Fed expected to maintain bond buying
The Federal Reserve is expected to keep monetary policy on a steady path when it concludes a two-day meeting today, though behind the scenes intensive debate continues over when the controversial bond-buying program should be curtailed.
The policy statement issued by the US central bank at the end of the meeting will likely be only slightly rephrased from its meeting in December to reflect minor changes in the economic outlook, notably reduced risks from financial turmoil in Europe.
Otherwise, economists say the policy-setting Federal Open Market Committee (FOMC) will maintain asset buying at $85 billion a month and retain the commitment to hold interest rates near zero per cent until the unemployment rate falls to 6.5 per cent, provided inflation does not threaten to breach 2.5 per cent.

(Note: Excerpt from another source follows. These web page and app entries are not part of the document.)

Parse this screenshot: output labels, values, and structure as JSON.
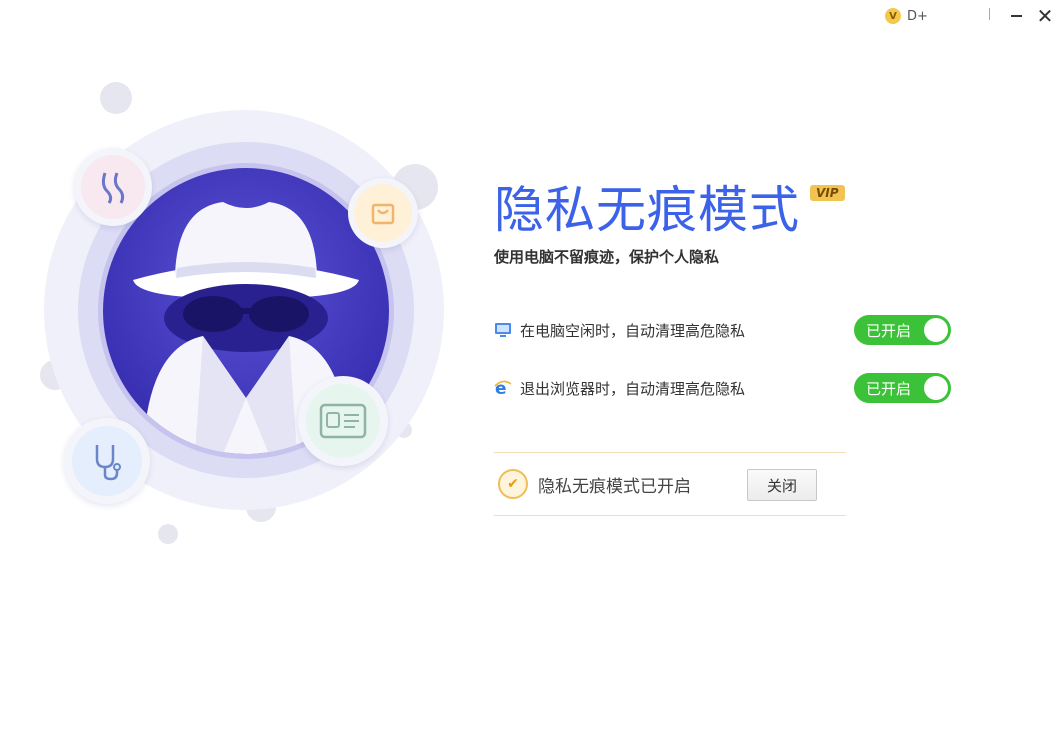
{
  "titlebar": {
    "vip_coin": "V",
    "user_label": "D+",
    "minimize_icon": "minimize-icon",
    "close_icon": "close-icon",
    "close_glyph": "✕"
  },
  "main": {
    "title": "隐私无痕模式",
    "vip_tag": "VIP",
    "subtitle": "使用电脑不留痕迹，保护个人隐私",
    "settings": [
      {
        "icon": "monitor-icon",
        "label": "在电脑空闲时，自动清理高危隐私",
        "toggle_label": "已开启",
        "enabled": true
      },
      {
        "icon": "ie-browser-icon",
        "label": "退出浏览器时，自动清理高危隐私",
        "toggle_label": "已开启",
        "enabled": true
      }
    ],
    "status": {
      "icon": "check-icon",
      "text": "隐私无痕模式已开启",
      "close_button": "关闭"
    }
  },
  "colors": {
    "title_blue": "#3b62e8",
    "toggle_green": "#3cc238",
    "disc_purple": "#3a30b4",
    "accent_gold": "#f0bd57"
  }
}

The Fed has taken unprecedented steps to try to spark a stronger economic recovery and drive down unemployment. It has kept overnight interest rates near zero since late 2008 and has launched three rounds of bond purchases, known as quantitative easing, to drive other borrowing costs down.
Recent data has been consistent with a gradual improvement in the economy, although the government's monthly labor market report, to be released on Friday, is expected to show the jobless rate remained stuck at 7.8 per cent in January.
"The FOMC is expected to tweak the description of the state of the economy but announce no new policy measures," Morgan Stanley economist David Greenlaw wrote in a note to clients. The Fed statement is expected this evening.